Things have turned around since the last muhurat trading day. The markets have pulled back sharply, with Indian shares rising the sharpest among those in $1 trillion-plus economies this year. Economic growth forecasts have been upgraded, company earnings have bounced back and foreign investors have returned in droves.
“There is a lot of confidence now because of the strong economic recovery undercurrent,” said Deven Choksey, MD of Kisan Ratilal Choksey Shares and Securities Pvt. Ltd. “Corporate earnings have surprised positively and expectations are that the second half of the (fiscal) year is going to be even better.”
Economic indicators such as industrial production and export growth are getting better.
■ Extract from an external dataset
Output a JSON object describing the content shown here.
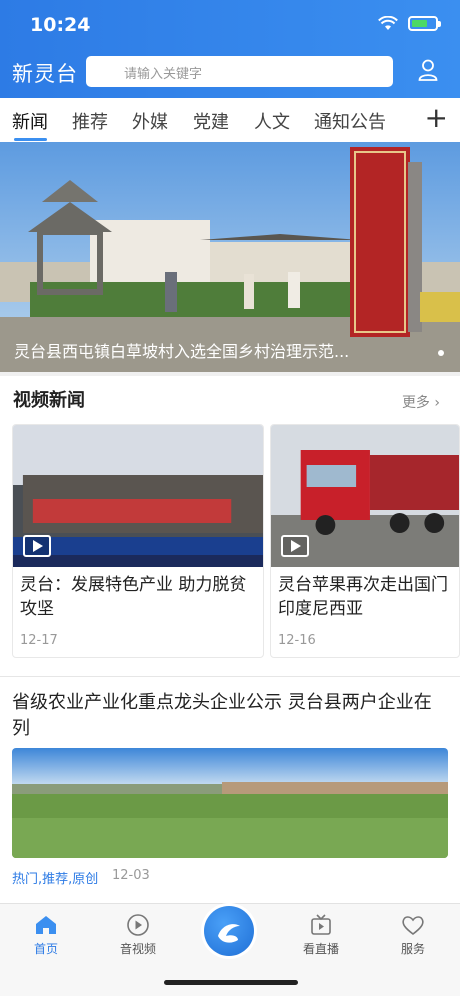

Factory input increased 10.4% in August, the most in 22 months, and the rate of decline in exports is slowing.
“Optimism is there, sentiment is there, liquidity is good,” said Rashesh Shah, chairman and MD of Edelweiss Capital Ltd. But he pointed out that there is some concern on inflation and the rupee gaining over the dollar.
Indeed, inflation is rearing its head again, even as growth expectations in key sectors such as software and textile exports are muted because of the rupee’s rise. Wholesale inflation gained 0.92% for the week ended 3 October. With economists predicting this number will touch at least 6% by the end of March, India’s central bank will have to start considering raising interest rates, a move that could hurt growth.
Foreign institutional investors, the main driver of Indian equities, have so far bought stocks worth at least $13 billion this year and the dollar flow has bumped up the rupee to a 13-month high of 46.25 to a greenback. With liquidity flows to emerging markets such as India predicted to be strong for some more time, a further strengthening of the rupee could hurt exporters as the rupee value of their dollar earnings goes down.
Yet another concern, according to Ved Prakash Chaturvedi, chief executive officer of Tata Asset Management Ltd that manages around Rs20,000 crore, is global sentiment. Indian markets now move in tandem with other markets around the world, though the degree of correlation varies.
“Liquidity till now has papered over the cracks in the system,” said Chaturvedi. “Large economies (such as the US and the UK) will eventually have to adjust to a savings-oriented scenario”, from the present consumption-led one. This could have repercussions on metrics such as emerging market exports.
Unlike in the past, this time around muhurat trading is taking place when the earnings season has just begun. With early results indicating that the earnings rebound is on, brokers are advising investors to stay invested, though selectively, and buy during Saturday’s special trading hours.
Ashwin Ramarathinam and N. Sundaresha Subramanian contributed to this story.
Graphics by Yogesh Kumar / Mint